If you have time here is the context of the St Ambrose quote above, from today’s Office of Readings:
SECOND READING, From a treatise on Cain and Abel by Saint Ambrose, bishop (Lib. 1, 9, 34, 38-39: CSEL 32, 369, 371-372)
Offer God a sacrifice of praise and fulfill your vows to the Most High. If you praise God you offer your vow and fulfill the promise you have made. So the Samaritan leper, healed by the Lord’s word of command, gained greater credit than the other nine; he alone returned to Christ, praising God and giving thanks. Jesus said of him: There was no one to come back and thank God except this foreigner. He tells him: Stand up and go on your way, for your faith has made you whole.
The Lord Jesus, in his divine wisdom, taught you about the goodness of the Father, who knows how to give good things, so that you might ask for the things that are good from Goodness itself. He urges you to pray earnestly and frequently, not offering long and wearisome prayers, but praying often, and with perseverance. Lengthy prayers are usually filled with empty words, while neglect of prayer results in indifference to prayer.
Again, Christ urges you, when you ask forgiveness for yourself, to be especially generous to others, so that your actions may commend your prayer. The Apostle, too, teaches you how to pray; you must avoid anger and contentiousness, so that your prayer may be serene and wholesome. He tells you also that every place is a place of prayer, though our Savior says: Go into your room.

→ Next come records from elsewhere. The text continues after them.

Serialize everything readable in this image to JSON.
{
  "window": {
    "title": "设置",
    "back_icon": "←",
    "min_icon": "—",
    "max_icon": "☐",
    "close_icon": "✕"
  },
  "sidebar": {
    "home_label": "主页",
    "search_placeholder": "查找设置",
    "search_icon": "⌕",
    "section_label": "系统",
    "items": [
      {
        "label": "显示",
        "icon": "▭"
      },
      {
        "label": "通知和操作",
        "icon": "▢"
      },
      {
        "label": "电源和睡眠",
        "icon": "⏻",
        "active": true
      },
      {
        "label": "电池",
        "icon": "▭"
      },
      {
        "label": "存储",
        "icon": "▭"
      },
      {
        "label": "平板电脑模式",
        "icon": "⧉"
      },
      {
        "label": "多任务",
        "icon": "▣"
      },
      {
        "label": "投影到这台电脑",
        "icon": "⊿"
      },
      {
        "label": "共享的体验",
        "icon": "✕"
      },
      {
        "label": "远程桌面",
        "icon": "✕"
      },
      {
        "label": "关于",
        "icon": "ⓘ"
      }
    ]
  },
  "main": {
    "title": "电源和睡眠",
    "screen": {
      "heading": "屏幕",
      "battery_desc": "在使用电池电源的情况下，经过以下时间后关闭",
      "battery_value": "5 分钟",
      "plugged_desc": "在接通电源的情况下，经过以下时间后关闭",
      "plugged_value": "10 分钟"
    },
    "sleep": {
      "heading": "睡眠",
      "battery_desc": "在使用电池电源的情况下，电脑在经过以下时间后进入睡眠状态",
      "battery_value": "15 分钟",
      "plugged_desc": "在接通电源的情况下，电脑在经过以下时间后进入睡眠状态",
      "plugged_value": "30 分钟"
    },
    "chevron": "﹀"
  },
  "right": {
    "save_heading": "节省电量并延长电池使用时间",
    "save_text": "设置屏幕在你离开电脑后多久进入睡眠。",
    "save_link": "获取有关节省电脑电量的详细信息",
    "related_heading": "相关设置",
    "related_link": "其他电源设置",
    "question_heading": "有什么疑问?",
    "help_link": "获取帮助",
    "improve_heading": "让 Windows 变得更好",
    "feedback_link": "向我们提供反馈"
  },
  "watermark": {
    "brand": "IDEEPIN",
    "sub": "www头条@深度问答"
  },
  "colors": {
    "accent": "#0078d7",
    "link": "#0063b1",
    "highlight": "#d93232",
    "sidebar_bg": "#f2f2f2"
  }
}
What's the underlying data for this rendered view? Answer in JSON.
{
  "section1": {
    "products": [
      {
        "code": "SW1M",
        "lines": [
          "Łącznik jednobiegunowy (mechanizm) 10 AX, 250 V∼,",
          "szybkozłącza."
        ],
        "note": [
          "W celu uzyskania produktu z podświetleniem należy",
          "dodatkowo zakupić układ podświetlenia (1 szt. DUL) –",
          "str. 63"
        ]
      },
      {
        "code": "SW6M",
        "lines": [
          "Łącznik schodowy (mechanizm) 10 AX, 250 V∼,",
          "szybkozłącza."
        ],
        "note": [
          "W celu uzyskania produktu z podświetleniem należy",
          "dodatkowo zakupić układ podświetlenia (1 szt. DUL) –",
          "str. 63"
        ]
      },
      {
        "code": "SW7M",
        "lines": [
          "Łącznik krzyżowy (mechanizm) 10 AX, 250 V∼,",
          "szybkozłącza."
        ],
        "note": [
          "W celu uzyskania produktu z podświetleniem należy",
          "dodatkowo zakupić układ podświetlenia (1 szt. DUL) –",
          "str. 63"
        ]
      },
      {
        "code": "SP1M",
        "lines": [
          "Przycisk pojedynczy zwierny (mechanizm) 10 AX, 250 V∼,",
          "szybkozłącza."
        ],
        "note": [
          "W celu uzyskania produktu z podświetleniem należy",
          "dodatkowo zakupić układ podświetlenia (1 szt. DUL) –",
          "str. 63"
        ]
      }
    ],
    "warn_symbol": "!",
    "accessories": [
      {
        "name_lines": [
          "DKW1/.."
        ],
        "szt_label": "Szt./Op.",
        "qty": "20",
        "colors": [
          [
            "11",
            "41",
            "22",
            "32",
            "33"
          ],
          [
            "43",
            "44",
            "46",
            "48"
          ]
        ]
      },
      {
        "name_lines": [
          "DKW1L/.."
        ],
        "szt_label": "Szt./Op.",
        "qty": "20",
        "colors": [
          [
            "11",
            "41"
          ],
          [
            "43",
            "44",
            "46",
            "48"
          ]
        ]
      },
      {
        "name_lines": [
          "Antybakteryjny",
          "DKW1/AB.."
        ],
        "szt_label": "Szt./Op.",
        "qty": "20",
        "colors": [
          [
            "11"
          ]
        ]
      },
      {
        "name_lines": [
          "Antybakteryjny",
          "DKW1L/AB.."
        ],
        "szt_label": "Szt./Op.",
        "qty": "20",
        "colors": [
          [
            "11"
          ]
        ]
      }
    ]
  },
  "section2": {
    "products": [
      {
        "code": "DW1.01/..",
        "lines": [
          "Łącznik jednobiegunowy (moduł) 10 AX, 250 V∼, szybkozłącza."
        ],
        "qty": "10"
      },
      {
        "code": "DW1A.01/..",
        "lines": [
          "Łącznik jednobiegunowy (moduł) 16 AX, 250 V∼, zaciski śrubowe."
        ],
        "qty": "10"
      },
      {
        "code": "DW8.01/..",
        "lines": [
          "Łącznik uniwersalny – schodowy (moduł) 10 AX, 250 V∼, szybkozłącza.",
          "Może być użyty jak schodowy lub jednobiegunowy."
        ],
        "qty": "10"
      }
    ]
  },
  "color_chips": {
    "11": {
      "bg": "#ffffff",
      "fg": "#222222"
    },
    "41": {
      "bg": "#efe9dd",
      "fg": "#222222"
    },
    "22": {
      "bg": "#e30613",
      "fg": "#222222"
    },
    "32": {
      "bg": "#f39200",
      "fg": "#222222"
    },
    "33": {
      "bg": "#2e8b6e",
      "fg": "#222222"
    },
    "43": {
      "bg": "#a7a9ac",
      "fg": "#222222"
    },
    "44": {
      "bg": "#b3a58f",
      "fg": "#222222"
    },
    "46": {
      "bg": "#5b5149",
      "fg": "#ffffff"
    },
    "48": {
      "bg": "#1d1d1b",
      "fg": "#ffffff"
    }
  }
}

But by “room” you must understand, not a room enclosed by walls that imprison your body, but the room that is within you, the room where you hide your thoughts, where you keep your affections. This room of prayer is always with you, wherever you are, and it is always a secret room, where only God can see you.
You are told to pray especially for the people, that is, for the whole body, for all its members, the family of your mother the Church; the badge of membership in this body is love for each other. If you pray only for yourself, you pray for yourself alone. If each one prays for himself, he received less from God’s goodness than the one who prays on behalf of others. But as it is, because each prays for all, all are in fact praying for each one.
To conclude, if you pray only for yourself, you will be praying, as we said, for yourself alone. But if you pray for all, all will pray for you, for you are included in all. In this way there is a great recompense; through the prayers of each individual, the intercession of the whole people is gained for each individual. There is here no pride, but an increase of humility and a richer harvest from prayer.
I may not agree with everything in Running Afoul of the Catholic Left and Right: Calling for a Ceasefire but it is well written, and worth a thoughtful read.
This point is spot on, we need to stop assuming that people who disagree with us are either stupid or evil. I also agree with this recognition:
“Catholicism (defined as broadly as possible) is a form of Christianity that has an increasingly hard time fitting into the structures of the United States. On the one hand, we are pro-life, many of us have traditional sexual ethics, we think the family is the basic, pre-political foundation of any given society and think there are aspects of our society that require conserving. On the other hand, we believe in preferential treatment for the poor, we combat racial injustices, we believe in the inherent dignity of all human beings (born and unborn), we believe in caring for our common home. We don’t fit. We never will, that’s simply part of Christianity.”
May God bless America and bring about a revival in the hearts of individual women and men, for it is in our hearts that the true battle is being fought. In many respects, the legitimate importance of this election and other worldly concerns override and trample the time and importance we need to give to nurturing the peace and wisdom that God wants to breathe into us. We stop that from happening by our passionate fixation on things that will pass away, and in so doing, end up relying upon our own wisdom to the best of our limited abilities. Our wisdom, has brought us to where we are. There is a better path.
- Catholic Church
- Family Life
- Social Networking
- Something To Chew On